Adventures in Southern Italy

Between 23-27th October 32 pupils and four staff led by Jeremy Boot explored the geography and antiquities of southern Italy. On the first day the group travelled west from Naples to the area called Campi Flegrei (burning fields), a zone of volcanic activity that saw a powerful eruption 39,000 years ago and which is still active today. They visited Pozzuoli and its famous ruin The Serrapeum, the Roman resort of Baiae, much of which is now under the sea and climbed our first volcano, Monte Nuovo. Breakfast the following day was a highlight – the view from the hotel provided a look at the ruins of Pompeii with Vesuvius glowering in the distance. They visited Herculaneum and Vesuvius, where the summit views of the Campanian plain were stunning, and where pupils were able to see flows from previous eruptions including the last in 1944.

On the third day our coach driver demonstrated considerable skill in negotiating the tortuous roads along the Amalfi coast – it was well worth it though for the incredible views and the visits to the Emerald Grotto, Amalfi, and the Villa Cimbrone which has possibly the most dramatic garden location in the world.

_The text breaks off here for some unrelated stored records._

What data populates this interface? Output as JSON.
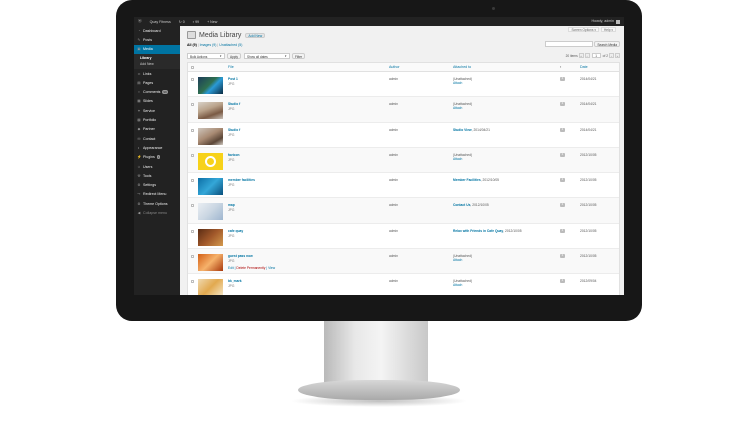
{
  "admin_bar": {
    "site_name": "Quay Fitness",
    "updates_count": "0",
    "comments_count": "99",
    "new_label": "New",
    "greeting": "Howdy, admin"
  },
  "sidebar": {
    "items": [
      {
        "label": "Dashboard",
        "icon": "dashboard-icon"
      },
      {
        "label": "Posts",
        "icon": "pin-icon"
      },
      {
        "label": "Media",
        "icon": "media-icon"
      },
      {
        "label": "Links",
        "icon": "link-icon"
      },
      {
        "label": "Pages",
        "icon": "page-icon"
      },
      {
        "label": "Comments",
        "icon": "comment-icon",
        "badge": "99"
      },
      {
        "label": "Slides",
        "icon": "slides-icon"
      },
      {
        "label": "Service",
        "icon": "service-icon"
      },
      {
        "label": "Portfolio",
        "icon": "portfolio-icon"
      },
      {
        "label": "Partner",
        "icon": "partner-icon"
      },
      {
        "label": "Contact",
        "icon": "contact-icon"
      },
      {
        "label": "Appearance",
        "icon": "appearance-icon"
      },
      {
        "label": "Plugins",
        "icon": "plugin-icon",
        "badge": "1"
      },
      {
        "label": "Users",
        "icon": "users-icon"
      },
      {
        "label": "Tools",
        "icon": "tools-icon"
      },
      {
        "label": "Settings",
        "icon": "settings-icon"
      },
      {
        "label": "Redirect Menu",
        "icon": "redirect-icon"
      },
      {
        "label": "Theme Options",
        "icon": "theme-options-icon"
      },
      {
        "label": "Collapse menu",
        "icon": "collapse-icon"
      }
    ],
    "media_submenu": [
      "Library",
      "Add New"
    ]
  },
  "header": {
    "screen_options": "Screen Options",
    "help": "Help",
    "title": "Media Library",
    "add_new": "Add New"
  },
  "filters": {
    "all": "All",
    "all_count": "(9)",
    "images": "Images",
    "images_count": "(9)",
    "unattached": "Unattached",
    "unattached_count": "(5)"
  },
  "search": {
    "button": "Search Media",
    "value": ""
  },
  "toolbar": {
    "bulk_actions": "Bulk Actions",
    "apply": "Apply",
    "all_dates": "Show all dates",
    "filter": "Filter"
  },
  "pagination": {
    "items": "20 items",
    "first": "«",
    "prev": "‹",
    "current_page": "1",
    "of_label": "of 2",
    "next": "›",
    "last": "»"
  },
  "table": {
    "columns": {
      "file": "File",
      "author": "Author",
      "attached_to": "Attached to",
      "date": "Date"
    },
    "rows": [
      {
        "name": "Post 1",
        "type": "JPG",
        "author": "admin",
        "attached": "(Unattached)",
        "attach_link": "Attach",
        "attached_date": "",
        "comments": "0",
        "date": "2014/04/21",
        "thumb": "t-post"
      },
      {
        "name": "Studio f",
        "type": "JPG",
        "author": "admin",
        "attached": "(Unattached)",
        "attach_link": "Attach",
        "attached_date": "",
        "comments": "0",
        "date": "2014/04/21",
        "thumb": "t-studio"
      },
      {
        "name": "Studio f",
        "type": "JPG",
        "author": "admin",
        "attached": "Studio View",
        "attach_link": "",
        "attached_date": "2014/04/21",
        "comments": "0",
        "date": "2014/04/21",
        "thumb": "t-studio2"
      },
      {
        "name": "favicon",
        "type": "JPG",
        "author": "admin",
        "attached": "(Unattached)",
        "attach_link": "Attach",
        "attached_date": "",
        "comments": "0",
        "date": "2012/10/05",
        "thumb": "t-favicon"
      },
      {
        "name": "member facilities",
        "type": "JPG",
        "author": "admin",
        "attached": "Member Facilities",
        "attach_link": "",
        "attached_date": "2012/10/05",
        "comments": "0",
        "date": "2012/10/05",
        "thumb": "t-member"
      },
      {
        "name": "map",
        "type": "JPG",
        "author": "admin",
        "attached": "Contact Us",
        "attach_link": "",
        "attached_date": "2012/10/05",
        "comments": "0",
        "date": "2012/10/05",
        "thumb": "t-map"
      },
      {
        "name": "cafe quay",
        "type": "JPG",
        "author": "admin",
        "attached": "Relax with Friends in Cafe Quay",
        "attach_link": "",
        "attached_date": "2012/10/05",
        "comments": "0",
        "date": "2012/10/05",
        "thumb": "t-cafe"
      },
      {
        "name": "guest pass now",
        "type": "JPG",
        "author": "admin",
        "attached": "(Unattached)",
        "attach_link": "Attach",
        "attached_date": "",
        "comments": "0",
        "date": "2012/10/05",
        "thumb": "t-press",
        "row_actions": [
          "Edit",
          "Delete Permanently",
          "View"
        ]
      },
      {
        "name": "bk_mark",
        "type": "JPG",
        "author": "admin",
        "attached": "(Unattached)",
        "attach_link": "Attach",
        "attached_date": "",
        "comments": "0",
        "date": "2012/09/04",
        "thumb": "t-mark"
      }
    ]
  }
}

On day four, the group went underground in Naples to visit the ancient water cistern, almost 2500 years old and still used until the late 19th century. In one Neapolitan house they watched as the guide rolled back an innocent looking bed to reveal the entrance to a Roman theatre, hidden from view until the 1980s when its use as a hide for contraband cigarettes was exposed.

On day five the group walked out of our hotel and into the ruins of Pompeii, lacking only one thing, a guide, as the one that had been booked hadn’t turned up. Step forward Lawrence Plum, who saved the day with a highly entertaining account of Roman life and customs.

The visit was a great success in stunning weather and returning to 3 degrees centigrade was something of a shock for the party. The memories of this remarkable area will live long in the memory.